Whether you choose co-sleeping6, 7, strict scheduling or anything in between just be sure you are making a fully informed decision and following your intuition. Remember that night waking is normal and you are a wonderful parent! The frustrating question, “how is she sleeping” is not more important or deep than a stranger asking how your day is going. It is only small talk, think nothing more about it.
1 “Third of Parents Lie over Children’s Sleep under Pressure to Be Perfect.” The Telegraph. N.p., n.d. Web. <http://www.telegraph.co.uk/health/healthnews/9453954/Third-of-parents-lie-over-childrens-sleep-under-pressure-to-be-perfect.html>.

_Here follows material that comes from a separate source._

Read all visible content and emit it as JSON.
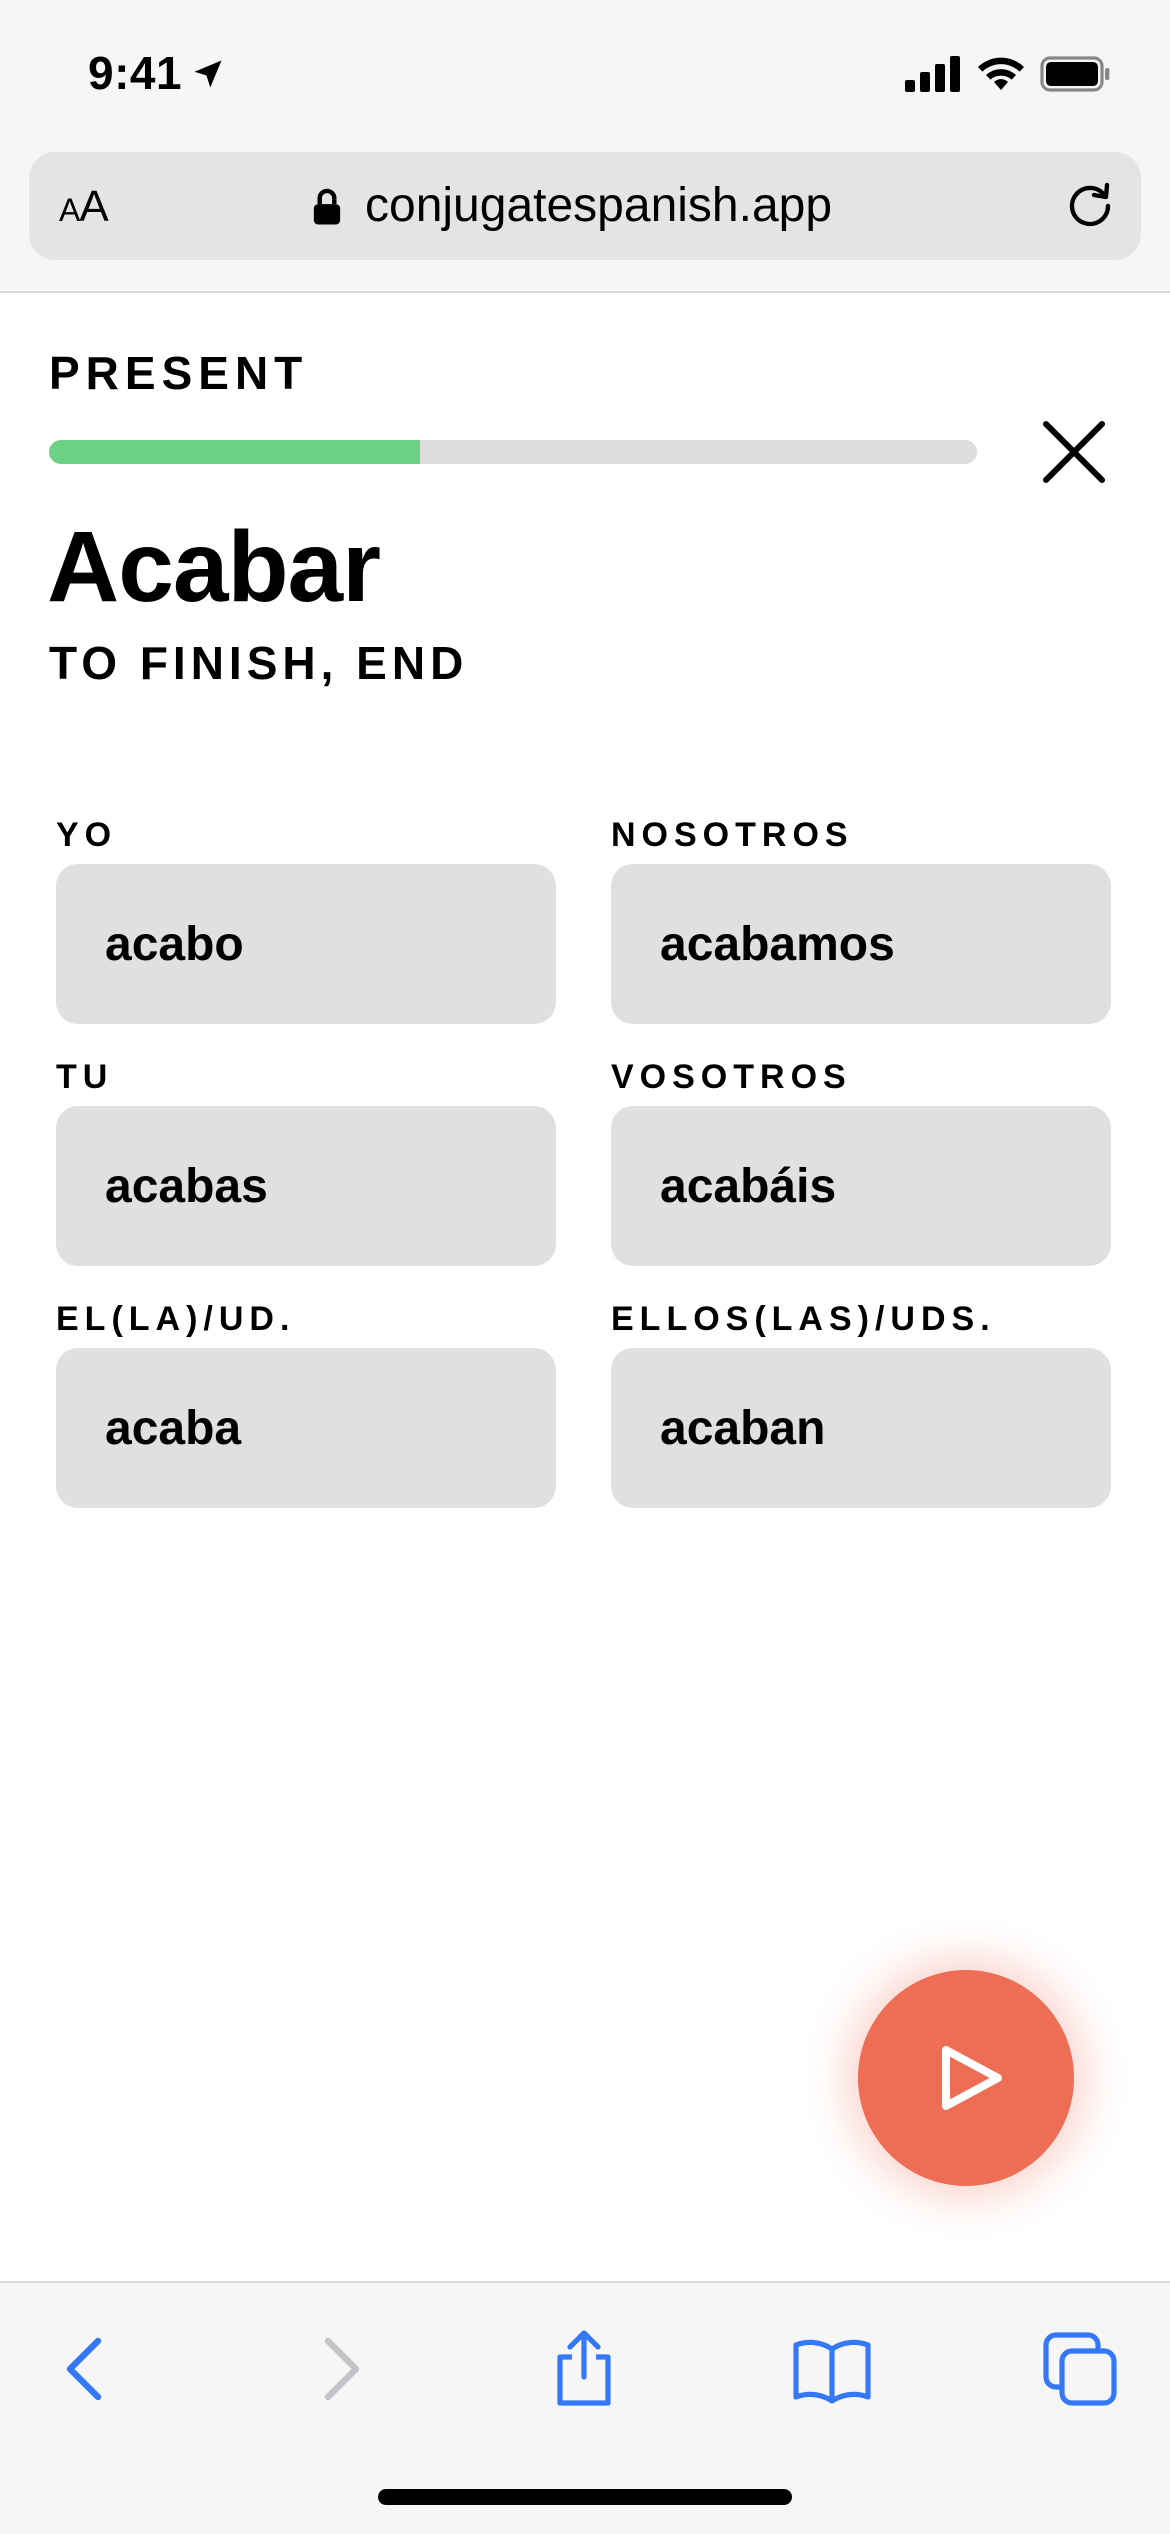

2 Sears, William, Robert Sears, and Martha Sears. The Baby Sleep Book: How to Help Your Baby Sleep and Have a Restful Night. London: Thorsons, 2005. Print.
3 “The Normal Newborn and Why Breastmilk Is Not Just Food.” The Normal Newborn and Why Breastmilk Is Not Just Food. N.p., n.d. Web. 02 Sept. 2013.
4 “Sleeping through the Night.” Sleeping through the Night. N.p., n.d. Web. 02 Sept. 2013. <http://www.drjen4kids.com/soap box/sleep stuff.htm>.
5 “Elizabeth Pantley.” Elizabeth Pantley. N.p., n.d. Web. 02 Sept. 2013. <http://www.pantley.com/elizabeth/>.
6 “Safe Co-sleeping Habits.” Ask Dr. Sears®. N.p., n.d. Web. 02 Sept. 2013. <http://www.askdrsears.com/topics/parenting/sleep-problems/sleep-safety/safe-co-sleeping-habits>.
7 “Safe Cosleeping Guidelines.” // Mother-Baby Behavioral Sleep Laboratory // University of Notre Dame. N.p., n.d. Web. 02 Sept. 2013. <http://cosleeping.nd.edu/safe-co-sleeping-guidelines/>.